#### Records for processing

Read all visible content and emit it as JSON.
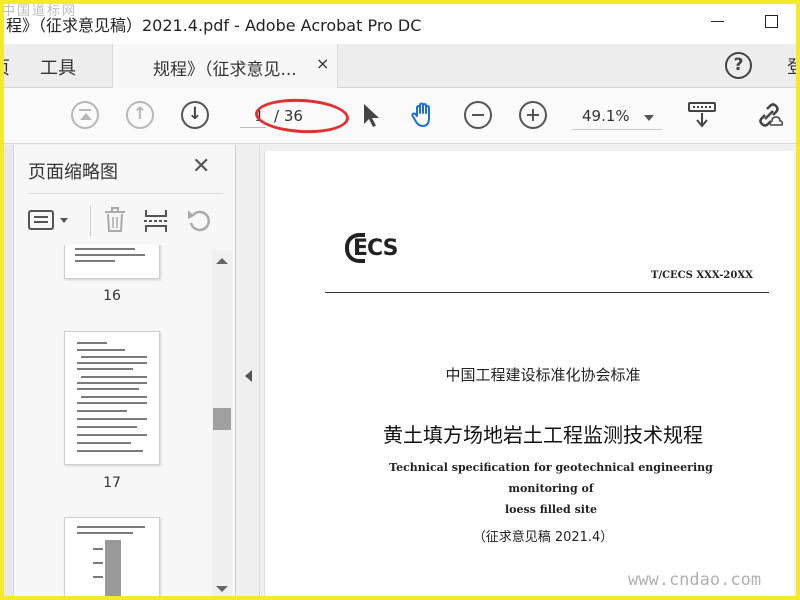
{
  "window": {
    "title": "程》（征求意见稿）2021.4.pdf - Adobe Acrobat Pro DC",
    "watermark_top": "中国道标网",
    "watermark_bottom": "www.cndao.com"
  },
  "tabs": {
    "home_partial": "页",
    "tools": "工具",
    "document": "规程》（征求意见...",
    "close": "×",
    "help": "?",
    "signin_partial": "登"
  },
  "toolbar": {
    "current_page": "1",
    "total_pages": "/ 36",
    "zoom": "49.1%"
  },
  "sidebar": {
    "title": "页面缩略图",
    "close": "✕",
    "thumbnails": [
      {
        "page": "16"
      },
      {
        "page": "17"
      }
    ]
  },
  "document": {
    "logo": "ECS",
    "standard_number": "T/CECS  XXX-20XX",
    "association": "中国工程建设标准化协会标准",
    "title_cn": "黄土填方场地岩土工程监测技术规程",
    "title_en_line1": "Technical specification for geotechnical engineering monitoring of",
    "title_en_line2": "loess filled site",
    "draft_note": "（征求意见稿 2021.4）"
  },
  "colors": {
    "annotation": "#e03030",
    "border": "#f2ea2b",
    "hand_tool": "#1f6fd1"
  }
}
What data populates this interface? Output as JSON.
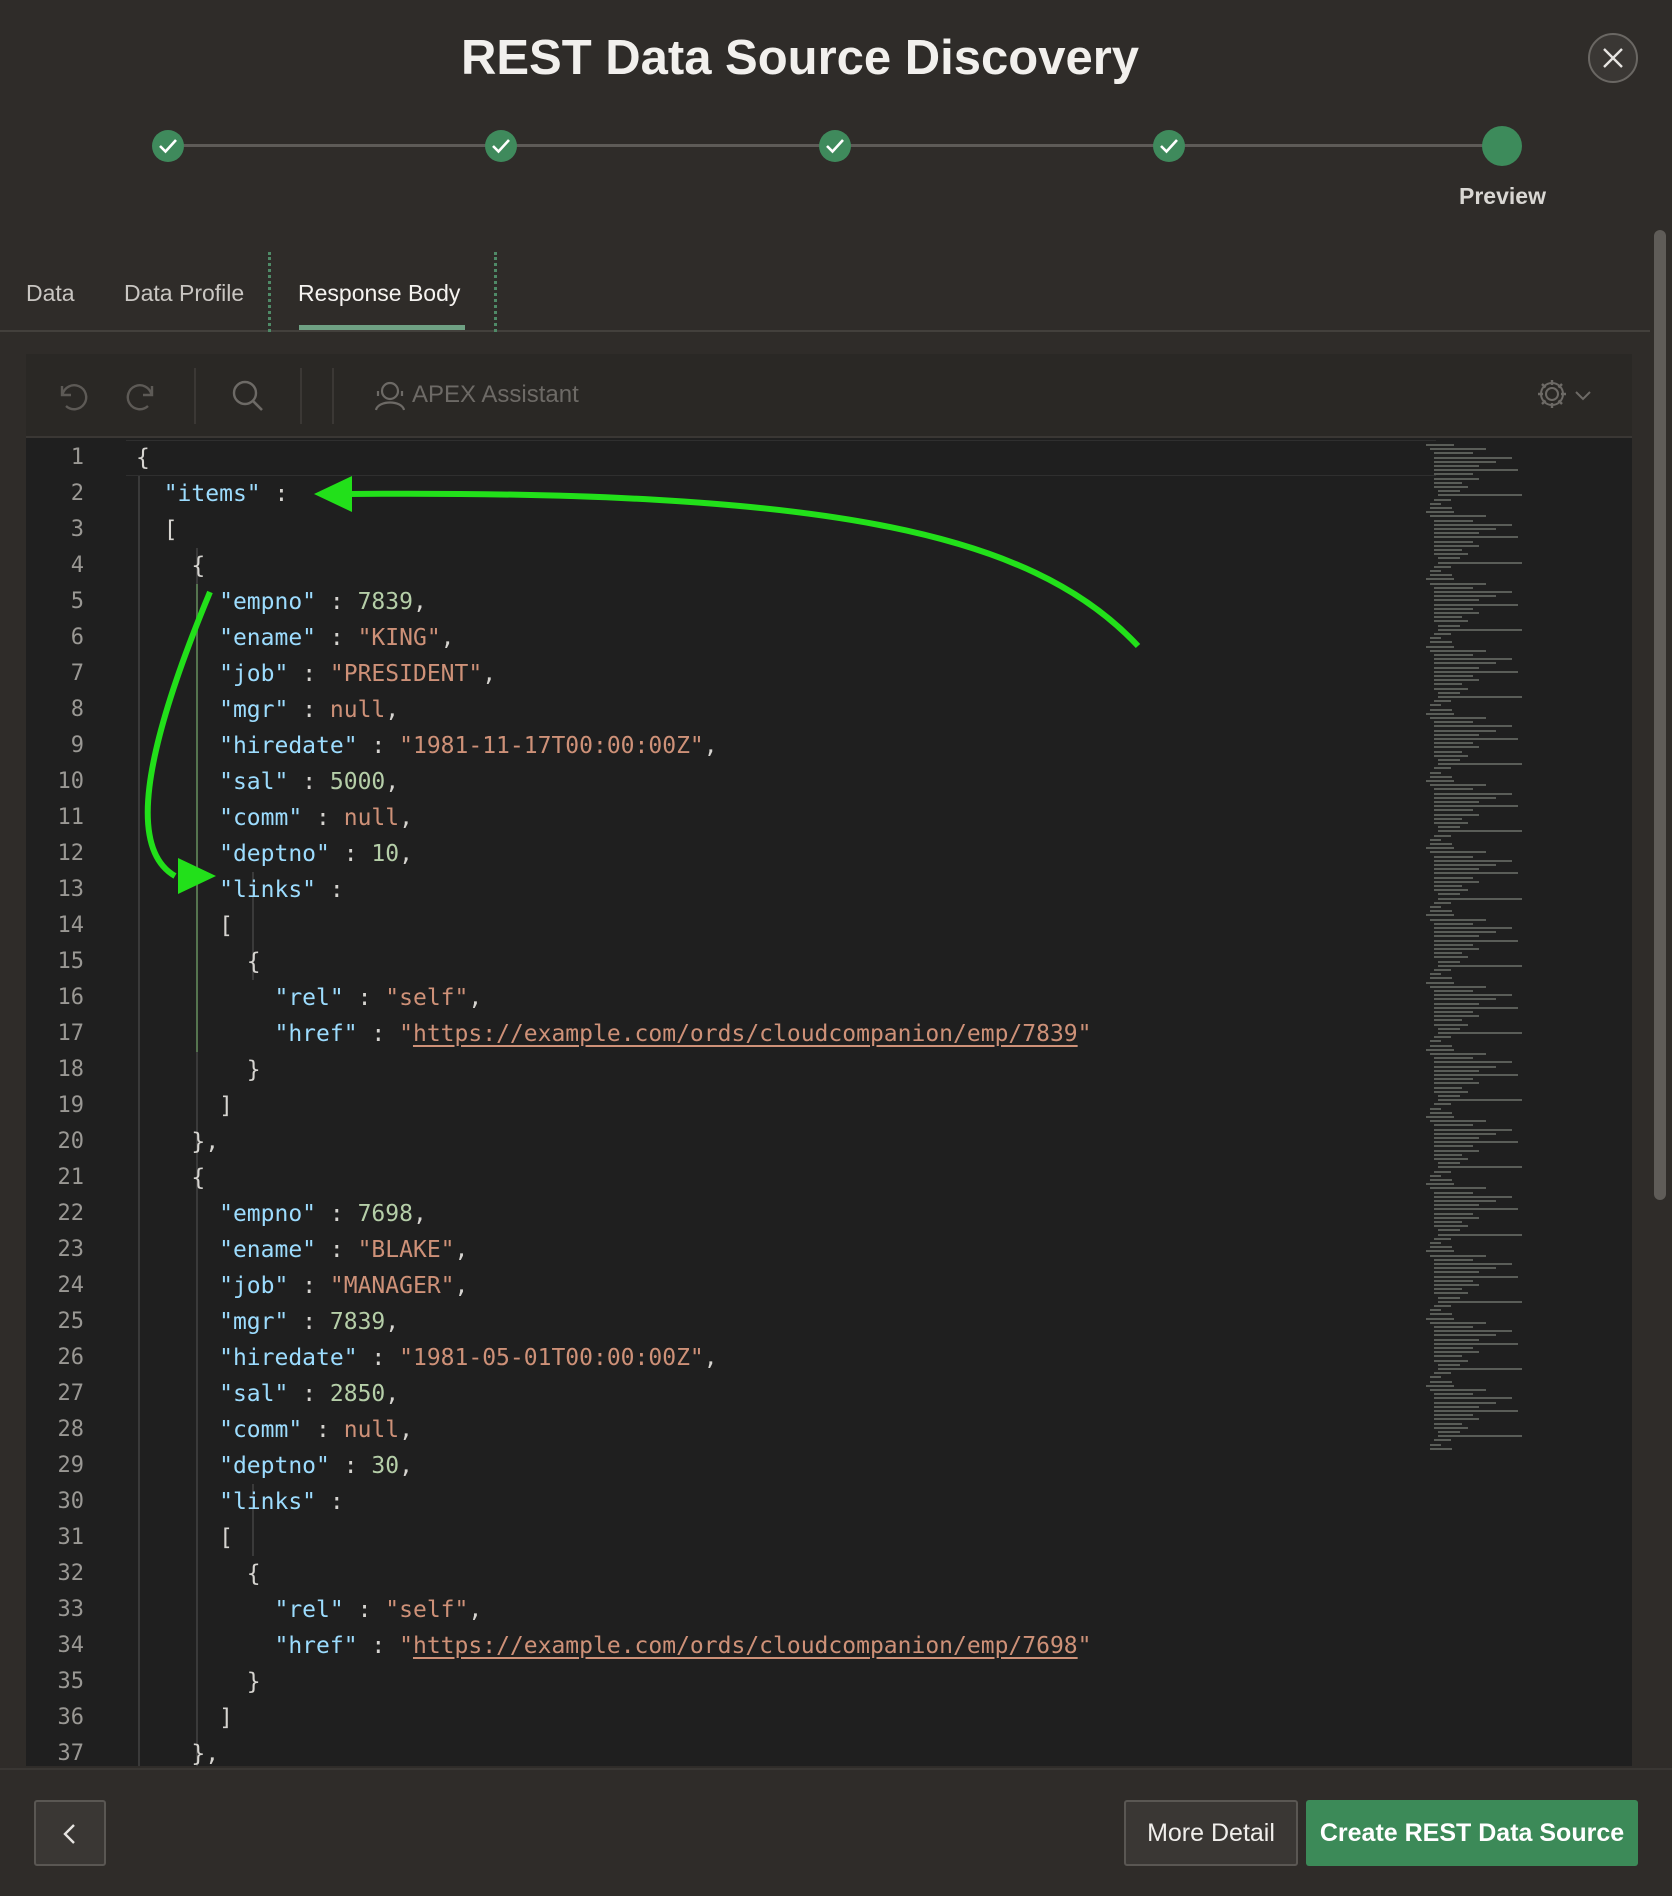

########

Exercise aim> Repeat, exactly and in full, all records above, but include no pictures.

Result of the exercise>
Read all visible content and emit it as JSON.
{
  "window": {
    "title": "程》（征求意见稿）2021.4.pdf - Adobe Acrobat Pro DC",
    "watermark_top": "中国道标网",
    "watermark_bottom": "www.cndao.com"
  },
  "tabs": {
    "home_partial": "页",
    "tools": "工具",
    "document": "规程》（征求意见...",
    "close": "×",
    "help": "?",
    "signin_partial": "登"
  },
  "toolbar": {
    "current_page": "1",
    "total_pages": "/ 36",
    "zoom": "49.1%"
  },
  "sidebar": {
    "title": "页面缩略图",
    "close": "✕",
    "thumbnails": [
      {
        "page": "16"
      },
      {
        "page": "17"
      }
    ]
  },
  "document": {
    "logo": "ECS",
    "standard_number": "T/CECS  XXX-20XX",
    "association": "中国工程建设标准化协会标准",
    "title_cn": "黄土填方场地岩土工程监测技术规程",
    "title_en_line1": "Technical specification for geotechnical engineering monitoring of",
    "title_en_line2": "loess filled site",
    "draft_note": "（征求意见稿 2021.4）"
  },
  "colors": {
    "annotation": "#e03030",
    "border": "#f2ea2b",
    "hand_tool": "#1f6fd1"
  }
}
What data populates this interface? Output as JSON.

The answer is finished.